Moreover, a suitable target star and a suitable reference star have to be found within about 10 arcseconds of each other to ensure the highest accuracy and effectiveness, which obviously requires some trade-off in the final target list. Possible strategies and preparatory observations for the assembly of a suitable target list for the astrometric planet search with PRIMA/VLTI will be discussed.
The PRIMA facility will implement dual-star astrometry at the VLTI. We have formed a consortium that will build the PRIMA differential delay lines, develop an astrometric operation and calibration plan, and deliver astrometric data reduction software. This will enable astrometric planet surveys with a target precision of 10μas. Our scientific goals include determining orbital inclinations and masses for planets already known from radial-velocity surveys, searches for planets around stars that are not amenable to high-precision radial-velocity observations, and a search for large rocky planets around
nearby low-mass stars.
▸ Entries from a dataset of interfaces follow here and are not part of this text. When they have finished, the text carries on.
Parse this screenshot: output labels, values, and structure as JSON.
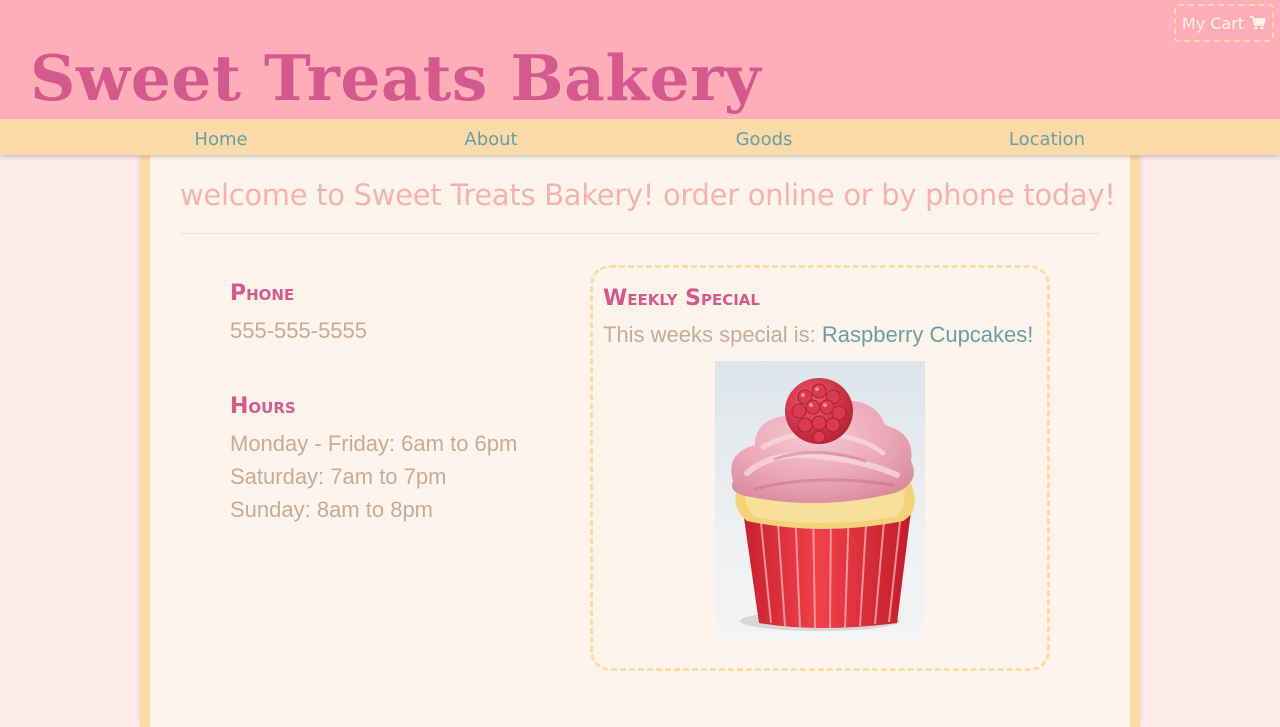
{
  "header": {
    "title": "Sweet Treats Bakery",
    "cart_label": "My Cart",
    "cart_icon": "shopping-cart-icon"
  },
  "nav": {
    "items": [
      {
        "label": "Home"
      },
      {
        "label": "About"
      },
      {
        "label": "Goods"
      },
      {
        "label": "Location"
      }
    ]
  },
  "main": {
    "welcome": "welcome to Sweet Treats Bakery! order online or by phone today!",
    "phone": {
      "heading": "Phone",
      "number": "555-555-5555"
    },
    "hours": {
      "heading": "Hours",
      "lines": [
        "Monday - Friday: 6am to 6pm",
        "Saturday: 7am to 7pm",
        "Sunday: 8am to 8pm"
      ]
    },
    "special": {
      "heading": "Weekly Special",
      "prefix": "This weeks special is: ",
      "item": "Raspberry Cupcakes!",
      "image": "raspberry-cupcake-photo"
    }
  },
  "colors": {
    "header_bg": "#ffadb8",
    "title": "#d45a8e",
    "nav_bg": "#fddba8",
    "nav_text": "#6b9da4",
    "page_bg": "#fdebe8",
    "panel_bg": "#fff4eb",
    "welcome_text": "#f6b2b0",
    "body_text": "#c9ab95"
  }
}
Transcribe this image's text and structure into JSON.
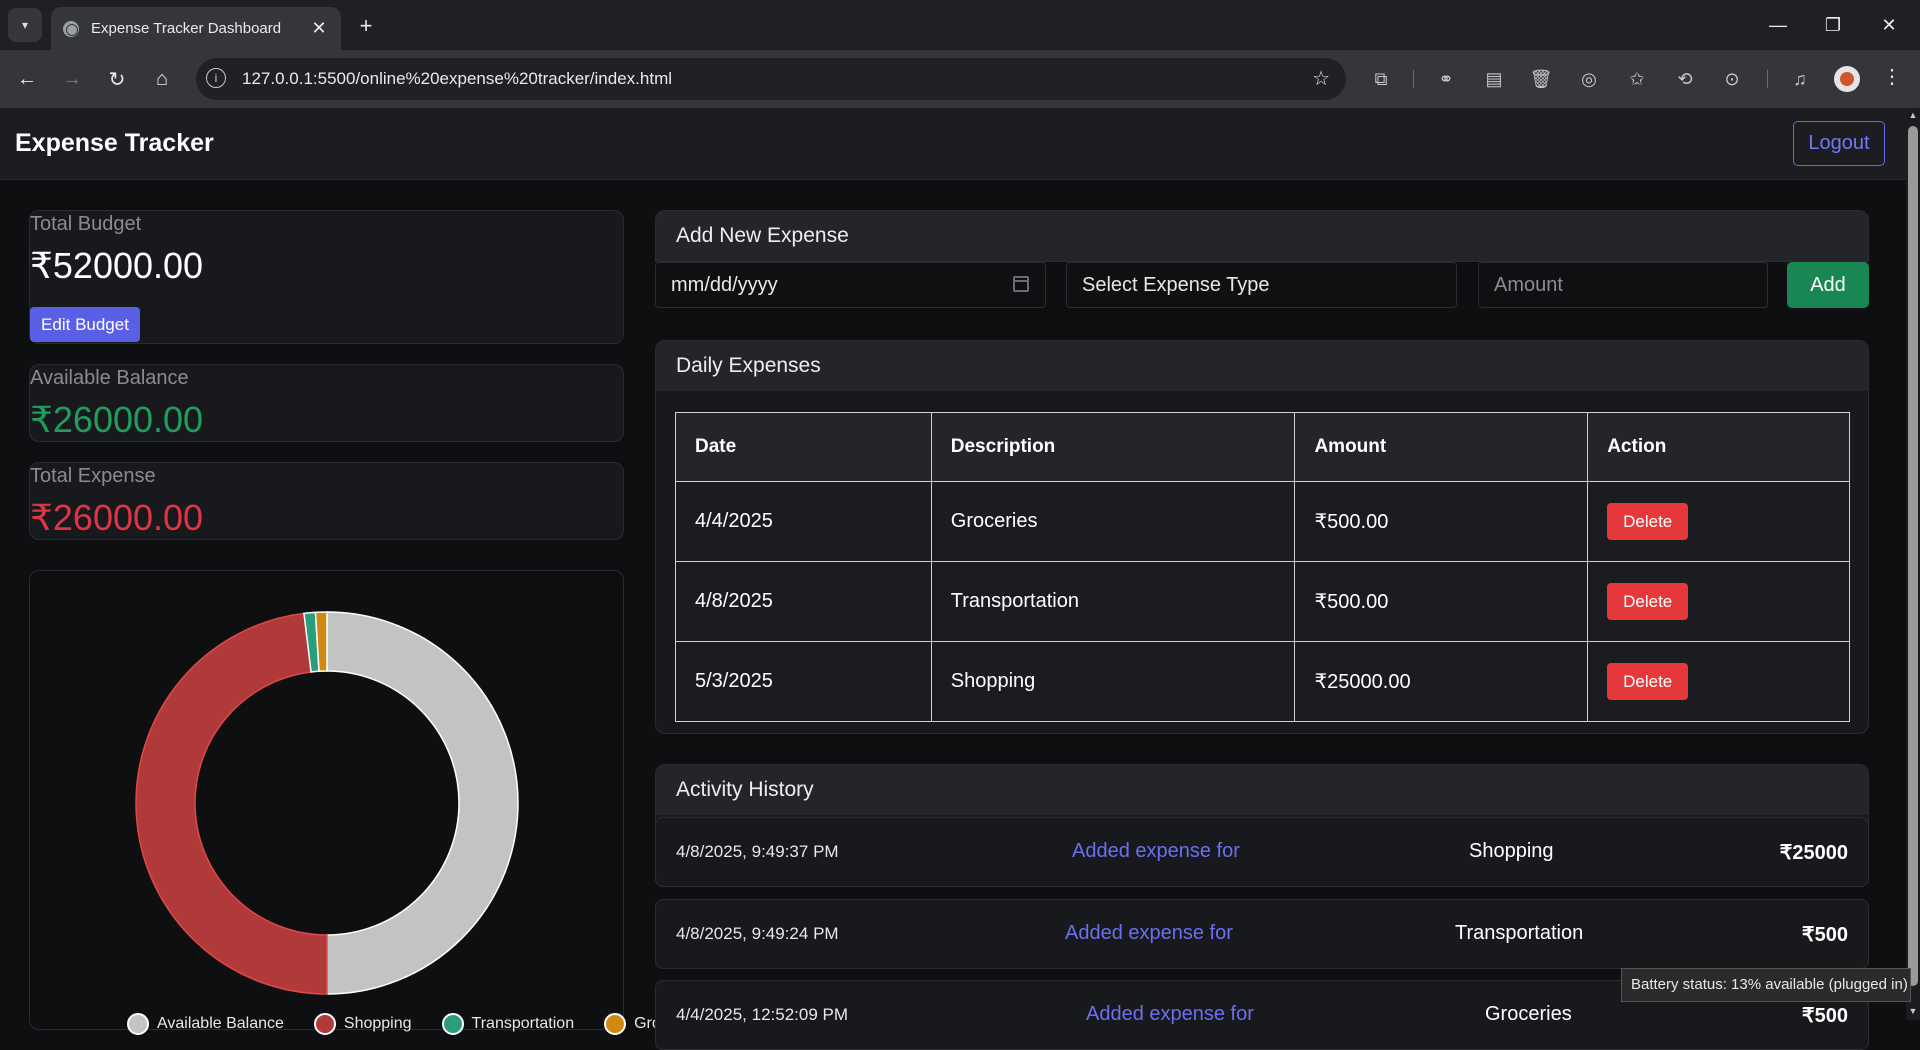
{
  "browser": {
    "tab_title": "Expense Tracker Dashboard",
    "url": "127.0.0.1:5500/online%20expense%20tracker/index.html"
  },
  "app": {
    "title": "Expense Tracker",
    "logout_label": "Logout"
  },
  "stats": {
    "budget_label": "Total Budget",
    "budget_value": "₹52000.00",
    "edit_budget_label": "Edit Budget",
    "balance_label": "Available Balance",
    "balance_value": "₹26000.00",
    "expense_label": "Total Expense",
    "expense_value": "₹26000.00"
  },
  "add_expense": {
    "title": "Add New Expense",
    "date_placeholder": "mm/dd/yyyy",
    "type_placeholder": "Select Expense Type",
    "amount_placeholder": "Amount",
    "add_label": "Add"
  },
  "daily_expenses": {
    "title": "Daily Expenses",
    "columns": [
      "Date",
      "Description",
      "Amount",
      "Action"
    ],
    "rows": [
      {
        "date": "4/4/2025",
        "description": "Groceries",
        "amount": "₹500.00",
        "action": "Delete"
      },
      {
        "date": "4/8/2025",
        "description": "Transportation",
        "amount": "₹500.00",
        "action": "Delete"
      },
      {
        "date": "5/3/2025",
        "description": "Shopping",
        "amount": "₹25000.00",
        "action": "Delete"
      }
    ]
  },
  "activity": {
    "title": "Activity History",
    "items": [
      {
        "time": "4/8/2025, 9:49:37 PM",
        "action": "Added expense for",
        "category": "Shopping",
        "amount": "₹25000"
      },
      {
        "time": "4/8/2025, 9:49:24 PM",
        "action": "Added expense for",
        "category": "Transportation",
        "amount": "₹500"
      },
      {
        "time": "4/4/2025, 12:52:09 PM",
        "action": "Added expense for",
        "category": "Groceries",
        "amount": "₹500"
      }
    ]
  },
  "chart_data": {
    "type": "pie",
    "variant": "doughnut",
    "categories": [
      "Available Balance",
      "Shopping",
      "Transportation",
      "Groceries"
    ],
    "values": [
      26000,
      25000,
      500,
      500
    ],
    "colors": [
      "#c2c4c2",
      "#b03a3a",
      "#2a9d7c",
      "#d08a12"
    ]
  },
  "tooltip": "Battery status: 13% available (plugged in)"
}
Wide angle astrometry with the Space Interferometry Mission needs a set of several thousand grid stars distributed uniformly over the sky. The requirements for candidate grid stars are quite stringent: the photocenters of these stars have to be astrometrically stable to within a few microarcseconds, which makes binary stars unacceptable as grid stars. We search the most precise and comprehensive astrometric catalogs available today--the Hipparcos, Tycho-1 and Tycho-2 Catalogues--for possible grid stars, and discuss the properties of samples of K giants derived from these catalogs. Furthermore, we present results of a precise radial velocity study of a small proxy sample of Hipparcos K giants. We demonstrate that it is possible to find K giants with radial velocity variations smaller than a few tens of meters per second on timescales of several months. It is thus possible to detect stellar companions in samples of candidate grid stars by means of a radial velocity survey. We discuss the results of Monte Carlo simulations that address the consequences of the measurement accuracy of a radial velocity survey on the portion of undetected binary systems.